So, back to you: what WERE your original motivations for blogging? Do you think they've changed? Are your feelings about it different now? Let's continue the discussion!


Chris Desson said...

I agree with Melissa Wiley's comment about books reviews. It's more fun to discuss a book you're reading than one you've already read.

About my blog's origins, in the beginning, I started it to connect with other writers and book lovers like myself. Over time, it began to feel more like homework and although I gained a community I wasn't happy.

Now, I'm writing for my readers and myself. I lost a few followers along the way, but I'm okay with this. Blogging has become fun again.

Sarah Stevenson said...

Christine, thanks for coming by and commenting! It's great to hear others say they've reconnected with the enjoyment of blogging.

I do think I need to seriously think about what it is that I want to do in writing for myself and readers--what I can offer, I suppose, that is different and unique. Not in a marketing sense, but in more of a personal way.

Anonymous said...

I started my blog (almost nine years ago now!) because I thought it sounded like a fun idea. I wasn't terribly serious about it. I was thinking that I could write short pieces about the types of things I might not seek to publish anywhere, but I had no expectation that anyone would read them. I approached blogging like a daily writing assignment, and I enjoyed it. It was a HUGE surprise to me when people started reading, and then I got connected with the Kidlitosphere through Jen Robinson, who emailed me out of the blue one day, and I learned that there were other people who were blogging about children's books (which I was doing along with topics like What I Had for Lunch) and found some great community there. Any time I ever thought about blogging as anything besides fun, it really stressed me out.

I've been taking a blog break the last couple months, partly because I started asking myself a lot of the WHY questions. I decided that I wanted to focus some energy on writing longer things for a while and also reading more and doing stuff out in life. I think I'll circle back around to blogging, but I imagine I might approach it in a new way. TBD.

I find that one of my biggest struggles is being realistic about what I can accomplish and about letting go of what I can't do so I can enjoy what I am doing. It's a gift to have so many interests and options, I know, but sometimes I have a difficult time keeping that perspective. If you figure out any tricks for that, let me know.

Jen Robinson said...

I don't remember emailing you, Adrienne, but I do remember that yours was one of the very first blogs I read. And Finding Wonderland, too, for that matter, and Original Content.

Anyway, what motivated me at the beginning, as this person with no kids who wasn't a children's book writer or anything, was this passion that I have for encouraging kids to love books. Not sure WHY I feel so strongly about that (besides the obvious wanting other people to share in the joy that I got from books, and the opportunities that came from being a strong reader). But the blog was an effort to "do something" instead of just thinking that it was important.

And I guess these days, I find I'm more motivated to skim other blog posts and newsletters to find the good stuff that helps with that (growing bookworms) than I am to write reviews of individual books. But a bunch of Twitter and Facebook links doesn't really make for an exciting blog...

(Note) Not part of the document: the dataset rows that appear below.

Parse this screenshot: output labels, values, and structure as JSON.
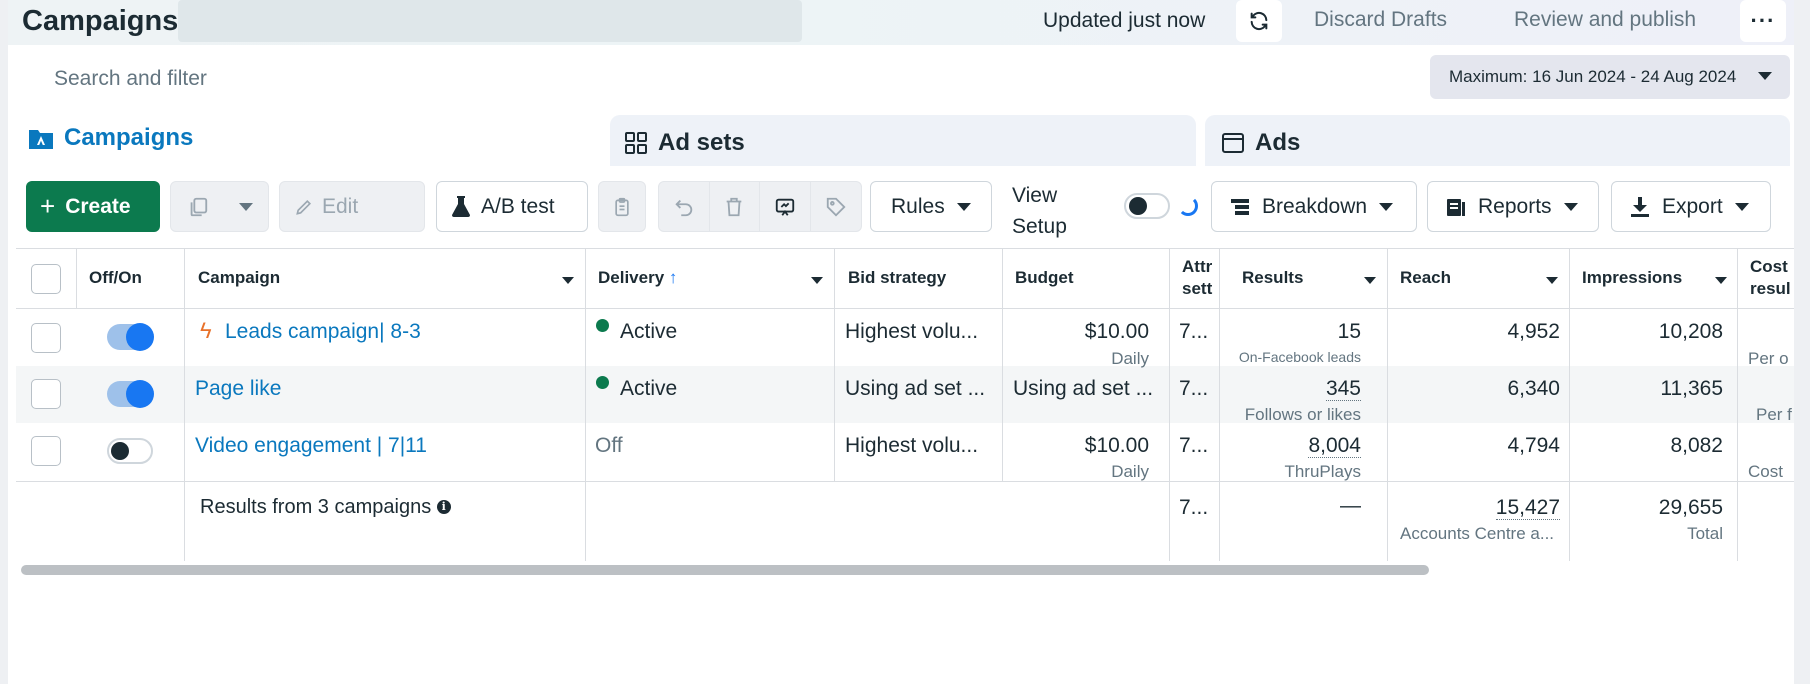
{
  "header": {
    "title": "Campaigns",
    "updated": "Updated just now",
    "discard": "Discard Drafts",
    "review": "Review and publish",
    "more": "···"
  },
  "search": {
    "placeholder": "Search and filter"
  },
  "date_range": "Maximum: 16 Jun 2024 - 24 Aug 2024",
  "tabs": [
    {
      "label": "Campaigns",
      "icon": "campaigns-folder-icon",
      "active": true
    },
    {
      "label": "Ad sets",
      "icon": "grid-icon",
      "active": false
    },
    {
      "label": "Ads",
      "icon": "ad-window-icon",
      "active": false
    }
  ],
  "toolbar": {
    "create": "Create",
    "edit": "Edit",
    "ab_test": "A/B test",
    "rules": "Rules",
    "view_setup": [
      "View",
      "Setup"
    ],
    "breakdown": "Breakdown",
    "reports": "Reports",
    "export": "Export"
  },
  "columns": {
    "off_on": "Off/On",
    "campaign": "Campaign",
    "delivery": "Delivery",
    "bid_strategy": "Bid strategy",
    "budget": "Budget",
    "attribution": [
      "Attr",
      "sett"
    ],
    "results": "Results",
    "reach": "Reach",
    "impressions": "Impressions",
    "cost": [
      "Cost",
      "resul"
    ]
  },
  "rows": [
    {
      "enabled": true,
      "name": "Leads campaign| 8-3",
      "delivery": "Active",
      "bid": "Highest volu...",
      "budget": "$10.00",
      "budget_sub": "Daily",
      "attr": "7...",
      "results": "15",
      "results_sub": "On-Facebook leads",
      "reach": "4,952",
      "impressions": "10,208",
      "cost_sub": "Per o"
    },
    {
      "enabled": true,
      "name": "Page like",
      "delivery": "Active",
      "bid": "Using ad set ...",
      "budget": "Using ad set ...",
      "attr": "7...",
      "results": "345",
      "results_sub": "Follows or likes",
      "reach": "6,340",
      "impressions": "11,365",
      "cost_sub": "Per f"
    },
    {
      "enabled": false,
      "name": "Video engagement | 7|11",
      "delivery": "Off",
      "bid": "Highest volu...",
      "budget": "$10.00",
      "budget_sub": "Daily",
      "attr": "7...",
      "results": "8,004",
      "results_sub": "ThruPlays",
      "reach": "4,794",
      "impressions": "8,082",
      "cost_sub": "Cost"
    }
  ],
  "summary": {
    "label": "Results from 3 campaigns",
    "attr": "7...",
    "results": "—",
    "reach": "15,427",
    "reach_sub": "Accounts Centre a...",
    "impressions": "29,655",
    "impressions_sub": "Total"
  },
  "colors": {
    "primary_green": "#0c7a4e",
    "link_blue": "#0a78be",
    "toggle_blue": "#1877f2",
    "text": "#1c2b33",
    "muted": "#637580"
  }
}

I need to get back to writing book reviews, but it is starting to feel like an unpaid job (I mean, I appreciate the books, but they don't pay the rent). And the reviews only help indirectly with the goal of helping to grow bookworms. So I'm at a little bit of a standstill. I've been reading mostly adult books lately, because I don't feel guilty about not reviewing them.

Ah, Sarah, we should get together. Sorry for the long comment!